A series of Byte values. You determine the number of byte values by passing an array initialized to the number of elements you want the method to return to the NextBytes method. The following example generates 20 bytes. A single integer. You can choose whether you want an integer from 0 to a maximum value Int MaxValue – 1 by calling the Next method, an integer between 0 and a specific value by calling the Next Int32 method, or an integer within a range of values by calling the Next Int32, Int32 method.
In the parameterized overloads, the specified maximum value is exclusive; that is, the actual maximum number generated is one less than the specified value.
The following example calls the Next Int32, Int32 method to generate 10 random numbers between and Note that the second argument to the method specifies the exclusive upper bound of the range of random values returned by the method. In other words, the largest integer that the method can return is one less than this value. A single floating-point value from 0. The exclusive upper bound of the random number returned by the method is 1, so its actual upper bound is 0.
The following example generates 10 random floating-point numbers. The Next Int32, Int32 method allows you to specify the range of the returned random number. However, the maxValue parameter, which specifies the upper range returned number, is an exclusive, not an inclusive, value.
This means that the method call Next 0, returns a value between 0 and 99, and not between 0 and You can also use the Random class for such tasks as generating random T:System. Boolean values , generating random floating point values with a range other than 0 to 1 , generating random bit integers , and randomly retrieving a unique element from an array or collection.
For these and other common tasks, see the How do you use System. Random to… section. You can implement your own random number generator by inheriting from the Random class and supplying your random number generation algorithm. To supply your own algorithm, you must override the Sample method, which implements the random number generation algorithm. You don’t have to override the Next Int32 and NextDouble methods. For an example that derives from the Random class and modifies its default pseudo-random number generator, see the Sample reference page.
The following sections discuss and provide sample code for some of the ways you might want to use random numbers in your app. Sometimes you want to generate the same sequence of random numbers in software test scenarios and in game playing. Testing with the same sequence of random numbers allows you to detect regressions and confirm bug fixes. Using the same sequence of random number in games allows you to replay previous games.

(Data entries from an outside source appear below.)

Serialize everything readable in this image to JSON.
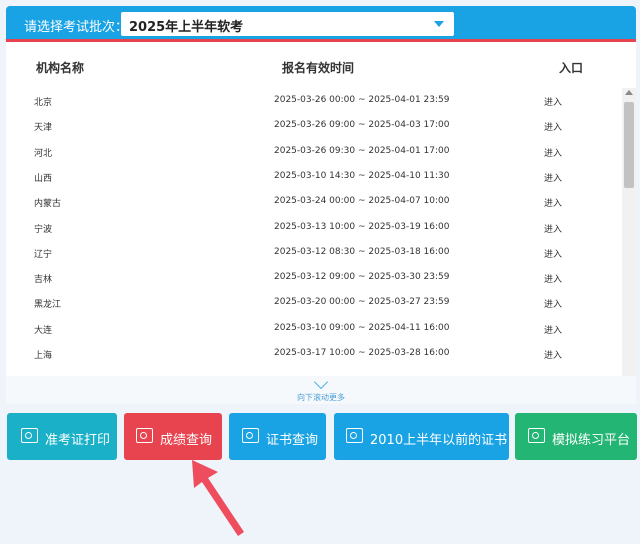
{
  "header": {
    "label": "请选择考试批次：",
    "selected_batch": "2025年上半年软考"
  },
  "table": {
    "columns": [
      "机构名称",
      "报名有效时间",
      "入口"
    ],
    "rows": [
      {
        "name": "北京",
        "time": "2025-03-26 00:00 ~ 2025-04-01 23:59",
        "enter": "进入"
      },
      {
        "name": "天津",
        "time": "2025-03-26 09:00 ~ 2025-04-03 17:00",
        "enter": "进入"
      },
      {
        "name": "河北",
        "time": "2025-03-26 09:30 ~ 2025-04-01 17:00",
        "enter": "进入"
      },
      {
        "name": "山西",
        "time": "2025-03-10 14:30 ~ 2025-04-10 11:30",
        "enter": "进入"
      },
      {
        "name": "内蒙古",
        "time": "2025-03-24 00:00 ~ 2025-04-07 10:00",
        "enter": "进入"
      },
      {
        "name": "宁波",
        "time": "2025-03-13 10:00 ~ 2025-03-19 16:00",
        "enter": "进入"
      },
      {
        "name": "辽宁",
        "time": "2025-03-12 08:30 ~ 2025-03-18 16:00",
        "enter": "进入"
      },
      {
        "name": "吉林",
        "time": "2025-03-12 09:00 ~ 2025-03-30 23:59",
        "enter": "进入"
      },
      {
        "name": "黑龙江",
        "time": "2025-03-20 00:00 ~ 2025-03-27 23:59",
        "enter": "进入"
      },
      {
        "name": "大连",
        "time": "2025-03-10 09:00 ~ 2025-04-11 16:00",
        "enter": "进入"
      },
      {
        "name": "上海",
        "time": "2025-03-17 10:00 ~ 2025-03-28 16:00",
        "enter": "进入"
      }
    ]
  },
  "scroll_hint": "向下滚动更多",
  "buttons": [
    {
      "label": "准考证打印",
      "color": "#1ab0c8"
    },
    {
      "label": "成绩查询",
      "color": "#e8444f"
    },
    {
      "label": "证书查询",
      "color": "#1aa3e4"
    },
    {
      "label": "2010上半年以前的证书",
      "color": "#1aa3e4"
    },
    {
      "label": "模拟练习平台",
      "color": "#22b573"
    }
  ],
  "colors": {
    "accent": "#1aa3e4",
    "highlight_arrow": "#ee4d5e"
  }
}
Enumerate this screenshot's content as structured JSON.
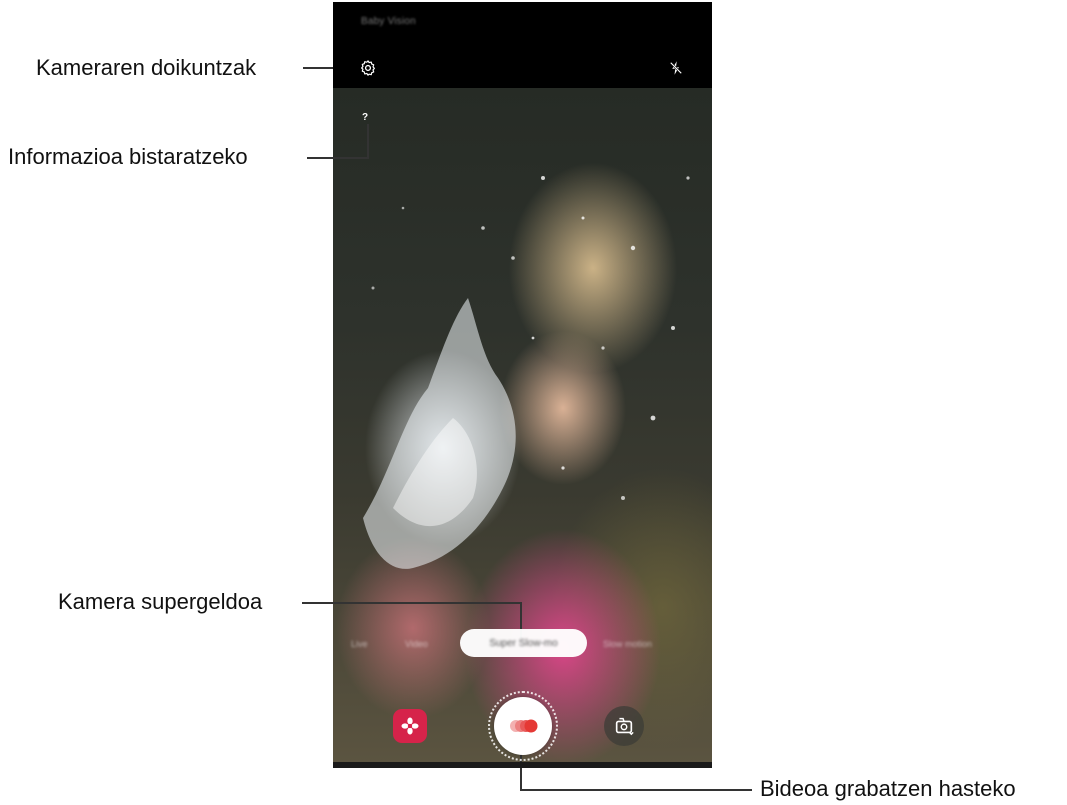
{
  "callouts": {
    "settings": "Kameraren doikuntzak",
    "info": "Informazioa bistaratzeko",
    "mode": "Kamera supergeldoa",
    "record": "Bideoa grabatzen hasteko"
  },
  "camera": {
    "mode_title": "Baby Vision",
    "help_symbol": "?",
    "modes": [
      "Live",
      "Video",
      "Super Slow-mo",
      "Slow motion"
    ],
    "selected_mode": "Super Slow-mo"
  },
  "colors": {
    "effects_button": "#d6234a",
    "record_dot": "#e53935",
    "topbar": "#000000"
  },
  "icons": {
    "settings": "gear-icon",
    "flash": "flash-off-icon",
    "help": "question-icon",
    "effects": "flower-icon",
    "record": "super-slow-record-icon",
    "switch_camera": "switch-camera-icon"
  }
}
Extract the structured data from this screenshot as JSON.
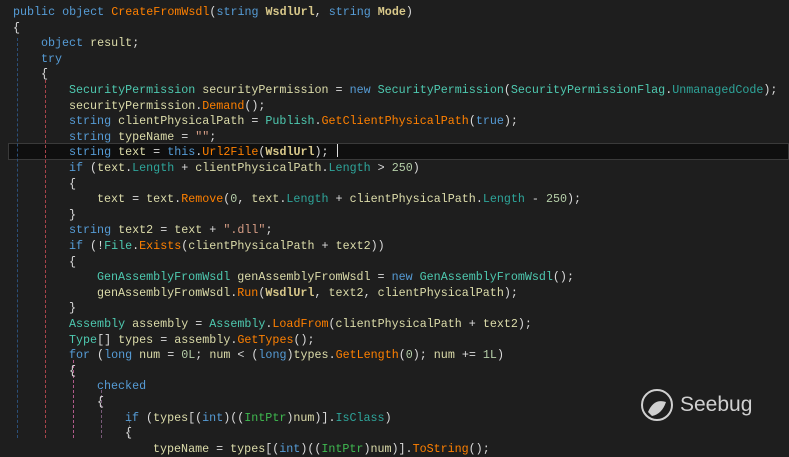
{
  "lines": [
    [
      0,
      [
        [
          "k",
          "public"
        ],
        [
          "o",
          " "
        ],
        [
          "k",
          "object"
        ],
        [
          "o",
          " "
        ],
        [
          "m",
          "CreateFromWsdl"
        ],
        [
          "o",
          "("
        ],
        [
          "k",
          "string"
        ],
        [
          "o",
          " "
        ],
        [
          "p",
          "WsdlUrl"
        ],
        [
          "o",
          ", "
        ],
        [
          "k",
          "string"
        ],
        [
          "o",
          " "
        ],
        [
          "p",
          "Mode"
        ],
        [
          "o",
          ")"
        ]
      ]
    ],
    [
      0,
      [
        [
          "o",
          "{"
        ]
      ]
    ],
    [
      4,
      [
        [
          "k",
          "object"
        ],
        [
          "o",
          " "
        ],
        [
          "v",
          "result"
        ],
        [
          "o",
          ";"
        ]
      ]
    ],
    [
      4,
      [
        [
          "k",
          "try"
        ]
      ]
    ],
    [
      4,
      [
        [
          "o",
          "{"
        ]
      ]
    ],
    [
      8,
      [
        [
          "t",
          "SecurityPermission"
        ],
        [
          "o",
          " "
        ],
        [
          "v",
          "securityPermission"
        ],
        [
          "o",
          " = "
        ],
        [
          "k",
          "new"
        ],
        [
          "o",
          " "
        ],
        [
          "t",
          "SecurityPermission"
        ],
        [
          "o",
          "("
        ],
        [
          "t",
          "SecurityPermissionFlag"
        ],
        [
          "o",
          "."
        ],
        [
          "pr",
          "UnmanagedCode"
        ],
        [
          "o",
          ");"
        ]
      ]
    ],
    [
      8,
      [
        [
          "v",
          "securityPermission"
        ],
        [
          "o",
          "."
        ],
        [
          "m",
          "Demand"
        ],
        [
          "o",
          "();"
        ]
      ]
    ],
    [
      8,
      [
        [
          "k",
          "string"
        ],
        [
          "o",
          " "
        ],
        [
          "v",
          "clientPhysicalPath"
        ],
        [
          "o",
          " = "
        ],
        [
          "t",
          "Publish"
        ],
        [
          "o",
          "."
        ],
        [
          "m",
          "GetClientPhysicalPath"
        ],
        [
          "o",
          "("
        ],
        [
          "k",
          "true"
        ],
        [
          "o",
          ");"
        ]
      ]
    ],
    [
      8,
      [
        [
          "k",
          "string"
        ],
        [
          "o",
          " "
        ],
        [
          "v",
          "typeName"
        ],
        [
          "o",
          " = "
        ],
        [
          "s",
          "\"\""
        ],
        [
          "o",
          ";"
        ]
      ]
    ],
    [
      8,
      [
        [
          "k",
          "string"
        ],
        [
          "o",
          " "
        ],
        [
          "v",
          "text"
        ],
        [
          "o",
          " = "
        ],
        [
          "k",
          "this"
        ],
        [
          "o",
          "."
        ],
        [
          "m",
          "Url2File"
        ],
        [
          "o",
          "("
        ],
        [
          "p",
          "WsdlUrl"
        ],
        [
          "o",
          ");"
        ]
      ]
    ],
    [
      8,
      [
        [
          "k",
          "if"
        ],
        [
          "o",
          " ("
        ],
        [
          "v",
          "text"
        ],
        [
          "o",
          "."
        ],
        [
          "pr",
          "Length"
        ],
        [
          "o",
          " + "
        ],
        [
          "v",
          "clientPhysicalPath"
        ],
        [
          "o",
          "."
        ],
        [
          "pr",
          "Length"
        ],
        [
          "o",
          " > "
        ],
        [
          "n",
          "250"
        ],
        [
          "o",
          ")"
        ]
      ]
    ],
    [
      8,
      [
        [
          "o",
          "{"
        ]
      ]
    ],
    [
      12,
      [
        [
          "v",
          "text"
        ],
        [
          "o",
          " = "
        ],
        [
          "v",
          "text"
        ],
        [
          "o",
          "."
        ],
        [
          "m",
          "Remove"
        ],
        [
          "o",
          "("
        ],
        [
          "n",
          "0"
        ],
        [
          "o",
          ", "
        ],
        [
          "v",
          "text"
        ],
        [
          "o",
          "."
        ],
        [
          "pr",
          "Length"
        ],
        [
          "o",
          " + "
        ],
        [
          "v",
          "clientPhysicalPath"
        ],
        [
          "o",
          "."
        ],
        [
          "pr",
          "Length"
        ],
        [
          "o",
          " - "
        ],
        [
          "n",
          "250"
        ],
        [
          "o",
          ");"
        ]
      ]
    ],
    [
      8,
      [
        [
          "o",
          "}"
        ]
      ]
    ],
    [
      8,
      [
        [
          "k",
          "string"
        ],
        [
          "o",
          " "
        ],
        [
          "v",
          "text2"
        ],
        [
          "o",
          " = "
        ],
        [
          "v",
          "text"
        ],
        [
          "o",
          " + "
        ],
        [
          "s",
          "\".dll\""
        ],
        [
          "o",
          ";"
        ]
      ]
    ],
    [
      8,
      [
        [
          "k",
          "if"
        ],
        [
          "o",
          " (!"
        ],
        [
          "t",
          "File"
        ],
        [
          "o",
          "."
        ],
        [
          "m",
          "Exists"
        ],
        [
          "o",
          "("
        ],
        [
          "v",
          "clientPhysicalPath"
        ],
        [
          "o",
          " + "
        ],
        [
          "v",
          "text2"
        ],
        [
          "o",
          "))"
        ]
      ]
    ],
    [
      8,
      [
        [
          "o",
          "{"
        ]
      ]
    ],
    [
      12,
      [
        [
          "t",
          "GenAssemblyFromWsdl"
        ],
        [
          "o",
          " "
        ],
        [
          "v",
          "genAssemblyFromWsdl"
        ],
        [
          "o",
          " = "
        ],
        [
          "k",
          "new"
        ],
        [
          "o",
          " "
        ],
        [
          "t",
          "GenAssemblyFromWsdl"
        ],
        [
          "o",
          "();"
        ]
      ]
    ],
    [
      12,
      [
        [
          "v",
          "genAssemblyFromWsdl"
        ],
        [
          "o",
          "."
        ],
        [
          "m",
          "Run"
        ],
        [
          "o",
          "("
        ],
        [
          "p",
          "WsdlUrl"
        ],
        [
          "o",
          ", "
        ],
        [
          "v",
          "text2"
        ],
        [
          "o",
          ", "
        ],
        [
          "v",
          "clientPhysicalPath"
        ],
        [
          "o",
          ");"
        ]
      ]
    ],
    [
      8,
      [
        [
          "o",
          "}"
        ]
      ]
    ],
    [
      8,
      [
        [
          "t",
          "Assembly"
        ],
        [
          "o",
          " "
        ],
        [
          "v",
          "assembly"
        ],
        [
          "o",
          " = "
        ],
        [
          "t",
          "Assembly"
        ],
        [
          "o",
          "."
        ],
        [
          "m",
          "LoadFrom"
        ],
        [
          "o",
          "("
        ],
        [
          "v",
          "clientPhysicalPath"
        ],
        [
          "o",
          " + "
        ],
        [
          "v",
          "text2"
        ],
        [
          "o",
          ");"
        ]
      ]
    ],
    [
      8,
      [
        [
          "t",
          "Type"
        ],
        [
          "o",
          "[] "
        ],
        [
          "v",
          "types"
        ],
        [
          "o",
          " = "
        ],
        [
          "v",
          "assembly"
        ],
        [
          "o",
          "."
        ],
        [
          "m",
          "GetTypes"
        ],
        [
          "o",
          "();"
        ]
      ]
    ],
    [
      8,
      [
        [
          "k",
          "for"
        ],
        [
          "o",
          " ("
        ],
        [
          "k",
          "long"
        ],
        [
          "o",
          " "
        ],
        [
          "v",
          "num"
        ],
        [
          "o",
          " = "
        ],
        [
          "n",
          "0L"
        ],
        [
          "o",
          "; "
        ],
        [
          "v",
          "num"
        ],
        [
          "o",
          " < ("
        ],
        [
          "k",
          "long"
        ],
        [
          "o",
          ")"
        ],
        [
          "v",
          "types"
        ],
        [
          "o",
          "."
        ],
        [
          "m",
          "GetLength"
        ],
        [
          "o",
          "("
        ],
        [
          "n",
          "0"
        ],
        [
          "o",
          "); "
        ],
        [
          "v",
          "num"
        ],
        [
          "o",
          " += "
        ],
        [
          "n",
          "1L"
        ],
        [
          "o",
          ")"
        ]
      ]
    ],
    [
      8,
      [
        [
          "o",
          "{"
        ]
      ]
    ],
    [
      12,
      [
        [
          "k",
          "checked"
        ]
      ]
    ],
    [
      12,
      [
        [
          "o",
          "{"
        ]
      ]
    ],
    [
      16,
      [
        [
          "k",
          "if"
        ],
        [
          "o",
          " ("
        ],
        [
          "v",
          "types"
        ],
        [
          "o",
          "[("
        ],
        [
          "k",
          "int"
        ],
        [
          "o",
          ")(("
        ],
        [
          "g",
          "IntPtr"
        ],
        [
          "o",
          ")"
        ],
        [
          "v",
          "num"
        ],
        [
          "o",
          ")]."
        ],
        [
          "pr",
          "IsClass"
        ],
        [
          "o",
          ")"
        ]
      ]
    ],
    [
      16,
      [
        [
          "o",
          "{"
        ]
      ]
    ],
    [
      20,
      [
        [
          "v",
          "typeName"
        ],
        [
          "o",
          " = "
        ],
        [
          "v",
          "types"
        ],
        [
          "o",
          "[("
        ],
        [
          "k",
          "int"
        ],
        [
          "o",
          ")(("
        ],
        [
          "g",
          "IntPtr"
        ],
        [
          "o",
          ")"
        ],
        [
          "v",
          "num"
        ],
        [
          "o",
          ")]."
        ],
        [
          "m",
          "ToString"
        ],
        [
          "o",
          "();"
        ]
      ]
    ]
  ],
  "watermark": "Seebug"
}
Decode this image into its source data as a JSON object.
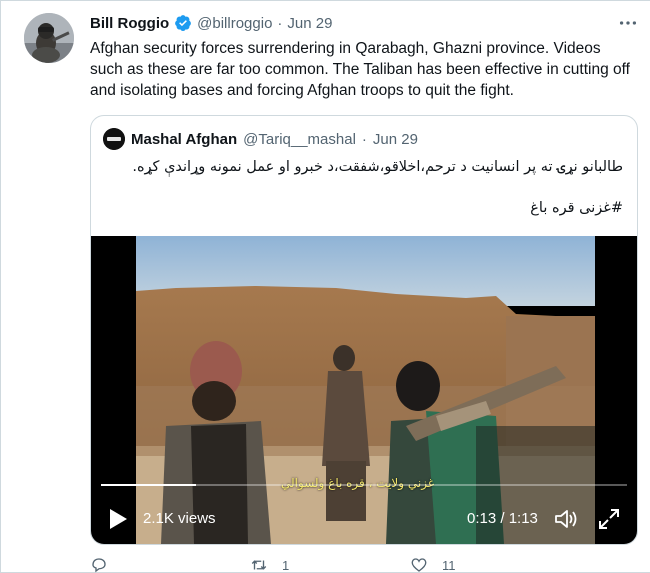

You can generate the same sequence of random numbers by providing the same seed value to the Random Int32 constructor. The seed value provides a starting value for the pseudo-random number generation algorithm. The following example uses as an arbitrary seed value to instantiate the Random object, displays 20 random floating-point values, and persists the seed value.